Imagine arriving at a location labeled as ‘accessible’, only to discover there’s a step or ridge leading to the front door obstructing your entry. Unfortunately, this situation is all too familiar to people with disabilities.
Tackling this problem head on is Ryerson student Maayan Ziv.
Watch her interview with GlobalTV to see her talk about this great initiative by clicking this photo.
Maayan used her expertise in Digital Media to create an app that allows users to browse an interactive map to discover accessible places around the world. The mobile app, AccessNow, uses crowdsourcing (like Wikipedia) to collect information and rate locations based on people’s accessibility requirements. Locations are marked with colour-coded pins to show the degree of accessibility ranging from accessible, partially accessible, patio access only, and not accessible at all.
Maayan is passionate about creating a more accessible world and this app is a huge step in the right direction!
In 2013 I wrote a post about personalized prosthetics, where occupational therapist Christina Stephens designed and built her own Lego leg. Lego’s most recent contribution to the toy world is making a huge impact around the globe.
At the end of January, Lego unveiled its first minifigure using a mobility device at the Nuremberg toy fair. The one inch tall plastic figure is a part of a “Fun in the Park” set, which will be available for purchase in June, and is the first of its kind (despite having produced approximately 600 billion Lego pieces to date).
Though only one inch tall, this minifigure sends a commanding message of inclusion and has the power to influence our cultural perceptions, which is why Lego fans, parents, and disability groups are celebrating. It may have taken over 60 years to get here and he’s just a little dude, still this represents something much BIGGER!

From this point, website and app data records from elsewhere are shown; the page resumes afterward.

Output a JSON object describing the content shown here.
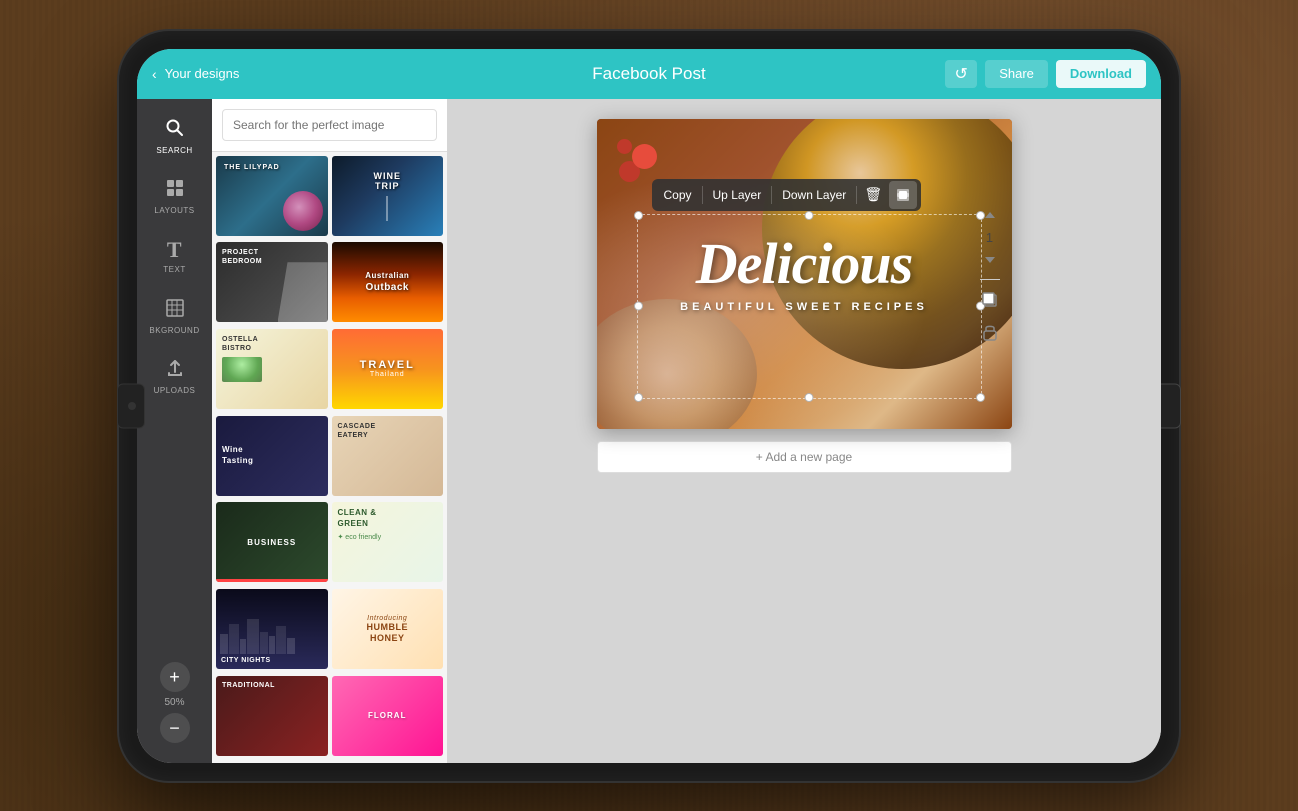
{
  "background": {
    "color": "#5c3d1e"
  },
  "header": {
    "back_label": "Your designs",
    "title": "Facebook Post",
    "undo_label": "↺",
    "share_label": "Share",
    "download_label": "Download"
  },
  "sidebar": {
    "items": [
      {
        "id": "search",
        "label": "SEARCH",
        "icon": "🔍"
      },
      {
        "id": "layouts",
        "label": "LAYOUTS",
        "icon": "⊞"
      },
      {
        "id": "text",
        "label": "TEXT",
        "icon": "T"
      },
      {
        "id": "background",
        "label": "BKGROUND",
        "icon": "▤"
      },
      {
        "id": "uploads",
        "label": "UPLOADS",
        "icon": "↑"
      }
    ],
    "zoom_plus": "+",
    "zoom_level": "50%",
    "zoom_minus": "−"
  },
  "panel": {
    "search_placeholder": "Search for the perfect image",
    "templates": [
      {
        "id": 1,
        "label": "THE LILYPAD",
        "class": "tpl-lily"
      },
      {
        "id": 2,
        "label": "WINE TRIP",
        "class": "tpl-wine-paris"
      },
      {
        "id": 3,
        "label": "PROJECT BEDROOM",
        "class": "tpl-project"
      },
      {
        "id": 4,
        "label": "Australian Outback",
        "class": "tpl-outback"
      },
      {
        "id": 5,
        "label": "OSTELLA BISTRO",
        "class": "tpl-ostella"
      },
      {
        "id": 6,
        "label": "TRAVEL Thailand",
        "class": "tpl-travel"
      },
      {
        "id": 7,
        "label": "Wine Tasting",
        "class": "tpl-wine-tasting"
      },
      {
        "id": 8,
        "label": "CASCADE EATERY",
        "class": "tpl-cascade"
      },
      {
        "id": 9,
        "label": "BUSINESS",
        "class": "tpl-business"
      },
      {
        "id": 10,
        "label": "CLEAN & GREEN",
        "class": "tpl-clean"
      },
      {
        "id": 11,
        "label": "CITY",
        "class": "tpl-city"
      },
      {
        "id": 12,
        "label": "HUMBLE HONEY",
        "class": "tpl-humble"
      },
      {
        "id": 13,
        "label": "TRADITIONAL",
        "class": "tpl-traditional"
      },
      {
        "id": 14,
        "label": "",
        "class": "tpl-pink"
      }
    ]
  },
  "canvas": {
    "design_title": "Delicious",
    "design_subtitle": "BEAUTIFUL SWEET RECIPES",
    "context_menu": {
      "copy": "Copy",
      "up_layer": "Up Layer",
      "down_layer": "Down Layer"
    },
    "add_page_label": "+ Add a new page"
  },
  "right_controls": {
    "up_arrow": "▲",
    "layer_num": "1",
    "down_arrow": "▼"
  }
}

Read more here.
Every two years, a major contemporary art exhibition – The Venice Biennale – takes place in Venice, Italy with specific events for art, contemporary dance, architecture, cinema and theatre. At this year’s exhibition, one artist’s extraordinary work re-created a traditional assistive device using razor blades. Tayeba Begum Lipi, born in Gaibandha, Bangladesh, is known for creating paintings, prints, videos, and sculptures that articulate themes of female marginality and the female body. While many of her sculptural works purposefully use unexpected materials to speak primarily to the violence facing women in Bangladesh, her razor blade wheelchairs showcased at this year’s Biennale inspire an view on disability.

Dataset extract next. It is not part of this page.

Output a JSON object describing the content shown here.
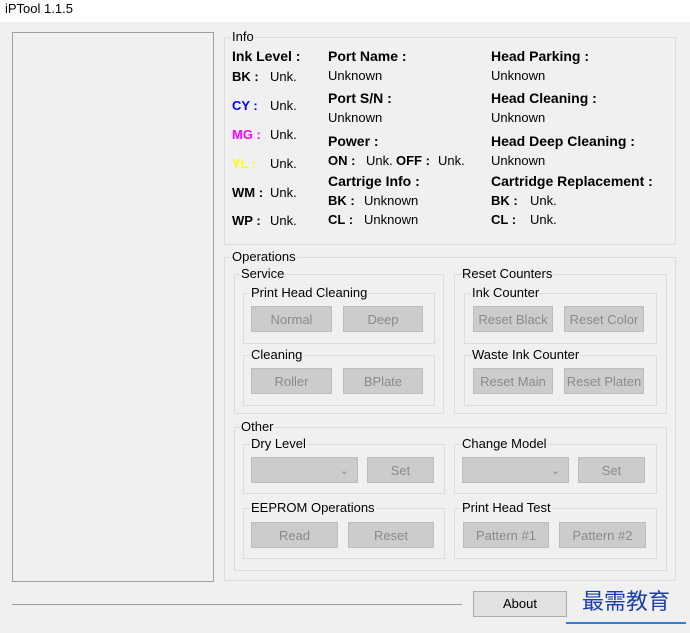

This piece – simultaneously beautiful and dangerous – reflects the challenges those with disabilities face daily in a world that continues to embrace ableist assumptions and beliefs. Looking at the detail of the piece I feel its message… when our society marginalizes people with disabilities, it perpetuates a kind of slow violence that will ultimately, destroy us all ~ as Emma Lazarus explains “Until we are all free, none of us are free”.
Arguing the now 45 year old symbol for accessiblity is neither inclusive nor welcoming, last week the Honorourable David C. Onley, Lieutenant Governor of Ontario joined OCAD University to launch Reimagining Accessibility, an international student design challenge to replace the traditional wheelchair sign with a more encompassing and inclusive symbol (or symbols) of accessibility.
Onley, himself in a motorized scooter, challenged post-secondary students to “turbo-charge blue wheelie into the 21st century” by designing a symbol that lets people know “no matter your access needs, you are welcome here”.
Hear hear I agree! That stationary stick figure just doesn’t reflect the lives and dreams of the many people I’ve met with disabilities. We can do better, the possibilities are endless, and I can’t wait to see what the students come up with!
The competition is open from now until October 25. Winners will be announced on November 1 in the presence of Her Royal Highness, the Countess of Wessex, who will be visiting Ontario. The final designs will be presented to the International Standards Organization for consideration.
A first prize of $5,000 will be awarded, along with two honourable mentions of $2,500 each.
Now here’s a COOL design for those HOT summer days! Mobi-mats are lightweight, durable, portable mats that can be rolled out onto sandy beaches making them accessible to wheelchairs, walkers, canes and strollers.
Mobi-mats in action at Rockaway Beach NYC
These mats are being used on beaches around the world including Rockaway Beach in New York and beaches in Rio de Janeiro.
Recently, Wasaga Beach just outside of Toronto purchased some mobi-mats making their beach one of the most accessible in the province. CBC Metro Morning interviewed town clerk Twyla Nicholson about the town councils decision to purchase the mats, and the impact its having on residents and visitors to the beach.
Simcoe-Grey MP Kellie Leitch pushes Frank Nunnaro, Wasaga Beach resident and Accessibility Advisory Committee member, down the new Mobi-mats towards the water at the ribbon cutting ceremony on Thursday, July 11, 2013
The recent debate about stroller crowding on the TTC in Toronto highlights ongoing problems with both the TTC AND with US. This is what I see needs doing:
1. Increase the capacity of the system
2. Improve the design of transit vehicles
3. Be nicer!
The TTC is working on the first two – the third is up to us!
An accessible, efficient, and FRIENDLY public transportation system is a sign of a great city. Let’s figure this out TO!